**Exercise goal**
Down to the last line, repeat the entries exactly.

Start of Recorded data

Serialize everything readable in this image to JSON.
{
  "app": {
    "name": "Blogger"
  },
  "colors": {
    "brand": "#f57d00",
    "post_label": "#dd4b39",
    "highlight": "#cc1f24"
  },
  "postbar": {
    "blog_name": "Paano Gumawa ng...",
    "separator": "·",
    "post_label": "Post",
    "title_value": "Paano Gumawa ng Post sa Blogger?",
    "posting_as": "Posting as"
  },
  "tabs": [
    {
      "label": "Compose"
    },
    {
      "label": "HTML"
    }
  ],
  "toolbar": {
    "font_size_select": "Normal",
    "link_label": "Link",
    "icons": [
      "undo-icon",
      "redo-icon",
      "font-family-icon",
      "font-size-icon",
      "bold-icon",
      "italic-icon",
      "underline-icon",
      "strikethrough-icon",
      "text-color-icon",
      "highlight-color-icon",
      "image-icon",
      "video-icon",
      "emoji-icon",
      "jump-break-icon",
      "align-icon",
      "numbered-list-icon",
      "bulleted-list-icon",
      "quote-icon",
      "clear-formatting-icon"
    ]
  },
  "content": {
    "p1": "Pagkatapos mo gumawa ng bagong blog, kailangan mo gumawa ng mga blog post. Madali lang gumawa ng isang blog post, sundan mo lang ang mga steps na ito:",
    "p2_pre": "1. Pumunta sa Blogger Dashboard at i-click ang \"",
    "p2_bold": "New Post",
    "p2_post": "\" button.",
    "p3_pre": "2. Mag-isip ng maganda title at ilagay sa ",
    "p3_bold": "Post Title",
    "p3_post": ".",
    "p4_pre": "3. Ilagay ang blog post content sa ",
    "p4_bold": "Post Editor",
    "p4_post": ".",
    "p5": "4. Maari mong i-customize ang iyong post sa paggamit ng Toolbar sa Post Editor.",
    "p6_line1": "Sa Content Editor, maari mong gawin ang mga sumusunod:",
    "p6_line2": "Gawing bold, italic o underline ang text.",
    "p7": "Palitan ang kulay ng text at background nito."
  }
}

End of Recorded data

**Exercise solution**
Serialize everything readable in this image to JSON.
{
  "app": {
    "name": "Blogger"
  },
  "colors": {
    "brand": "#f57d00",
    "post_label": "#dd4b39",
    "highlight": "#cc1f24"
  },
  "postbar": {
    "blog_name": "Paano Gumawa ng...",
    "separator": "·",
    "post_label": "Post",
    "title_value": "Paano Gumawa ng Post sa Blogger?",
    "posting_as": "Posting as"
  },
  "tabs": [
    {
      "label": "Compose"
    },
    {
      "label": "HTML"
    }
  ],
  "toolbar": {
    "font_size_select": "Normal",
    "link_label": "Link",
    "icons": [
      "undo-icon",
      "redo-icon",
      "font-family-icon",
      "font-size-icon",
      "bold-icon",
      "italic-icon",
      "underline-icon",
      "strikethrough-icon",
      "text-color-icon",
      "highlight-color-icon",
      "image-icon",
      "video-icon",
      "emoji-icon",
      "jump-break-icon",
      "align-icon",
      "numbered-list-icon",
      "bulleted-list-icon",
      "quote-icon",
      "clear-formatting-icon"
    ]
  },
  "content": {
    "p1": "Pagkatapos mo gumawa ng bagong blog, kailangan mo gumawa ng mga blog post. Madali lang gumawa ng isang blog post, sundan mo lang ang mga steps na ito:",
    "p2_pre": "1. Pumunta sa Blogger Dashboard at i-click ang \"",
    "p2_bold": "New Post",
    "p2_post": "\" button.",
    "p3_pre": "2. Mag-isip ng maganda title at ilagay sa ",
    "p3_bold": "Post Title",
    "p3_post": ".",
    "p4_pre": "3. Ilagay ang blog post content sa ",
    "p4_bold": "Post Editor",
    "p4_post": ".",
    "p5": "4. Maari mong i-customize ang iyong post sa paggamit ng Toolbar sa Post Editor.",
    "p6_line1": "Sa Content Editor, maari mong gawin ang mga sumusunod:",
    "p6_line2": "Gawing bold, italic o underline ang text.",
    "p7": "Palitan ang kulay ng text at background nito."
  }
}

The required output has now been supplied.